Project description:Selective modification of heteroatom-containing aromatic structures is in high demand as it permits rapid evaluation of molecular complexity in advanced intermediates. Inspired by the selectivity of deaminases in nature, herein we present a simple methodology that enables the NH<sub>2</sub> groups in aminoheterocycles to be conceived as masked modification handles. With the aid of a simple pyrylium reagent and a cheap chloride source, C(sp<sup>2</sup>)‒NH<sub>2</sub> can be converted into C(sp<sup>2</sup>)‒Cl bonds. The method is characterized by its wide functional group tolerance and substrate scope, allowing the modification of >20 different classes of heteroaromatic motifs (five- and six-membered heterocycles), bearing numerous sensitive motifs. The facile conversion of NH<sub>2</sub> into Cl in a late-stage fashion enables practitioners to apply Sandmeyer- and Vilsmeier-type transforms without the burden of explosive and unsafe diazonium salts, stoichiometric transition metals or highly oxidizing and unselective chlorinating agents.
Project description:An alkyl-alkyl cross-coupling of Katritzky alkylpyridinium salts and organoboranes, formed in situ via hydroboration of alkenes, has been developed. This method utilizes the abundance of both alkyl amine precursors and alkenes to form C(sp3)-C(sp3) bonds. This strategy is also effective with alkynes, enabling a C(sp3)-C(sp2) cross-coupling. Under these mild conditions, a broad range of functional groups, including protic groups, is tolerated. As seen with previous alkylpyridinium cross-couplings, mechanistic studies support an alkyl radical intermediate.
Project description:A dual catalytic manifold that enables site-selective functionalization of unactivated <i>sp</i><sup><i>3</i></sup> C-O bonds in cyclic acetals with aryl and alkyl halides is reported. The reaction is triggered by an appropriate σ*-p orbital overlap prior to <i>sp</i><sup><i>3</i></sup> C-O cleavage, thus highlighting the importance of conformational flexibility in both reactivity and site selectivity. The protocol is characterized by its excellent chemoselectivity profile, thus offering new vistas for activating strong <i>σ sp</i><sup><i>3</i></sup> C-O linkages.

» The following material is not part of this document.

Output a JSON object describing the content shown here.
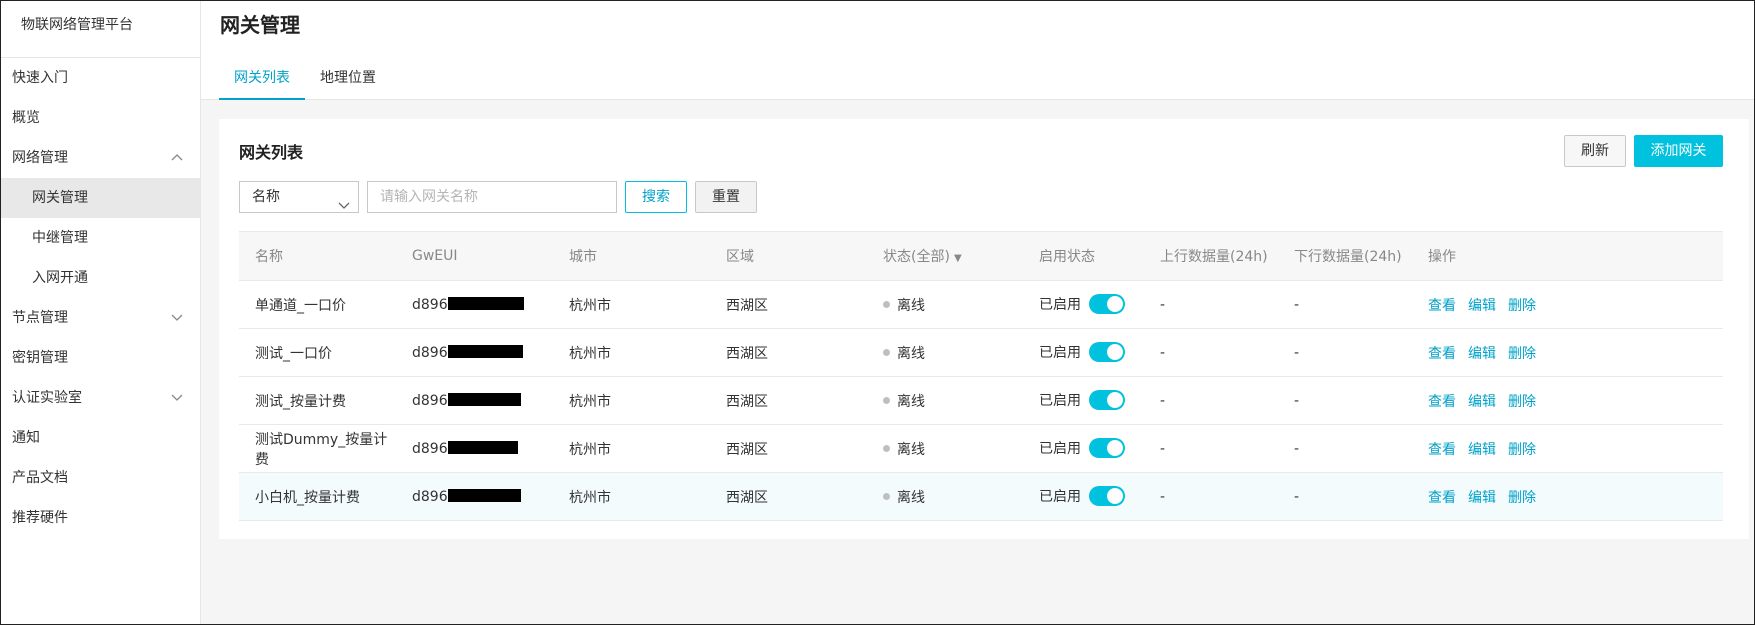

Project description:A unique C(sp<sup>3</sup>)-H/C(sp<sup>3</sup>)-H dehydrocoupling of <i>N</i>-benzylimines with saturated heterocycles is described. Using super electron donor (SED) 2-azaallyl anions and aryl iodides as electron acceptors, single-electron-transfer (SET) generates an aryl radical. Hydrogen atom transfer (HAT) from saturated heterocycles or toluenes to the aryl radical generates alkyl radicals or benzylic radicals, respectively. The newly formed alkyl radicals and benzylic radicals couple with the 2-azaallyl radicals with formation of new C-C bonds. Experimental evidence supports the key hydrogen-abstraction by the aryl radical, which determines the chemoselectivity of the radical-radical coupling reaction. It is noteworthy that this procedure avoids the use of traditional strong oxidants and transition metals.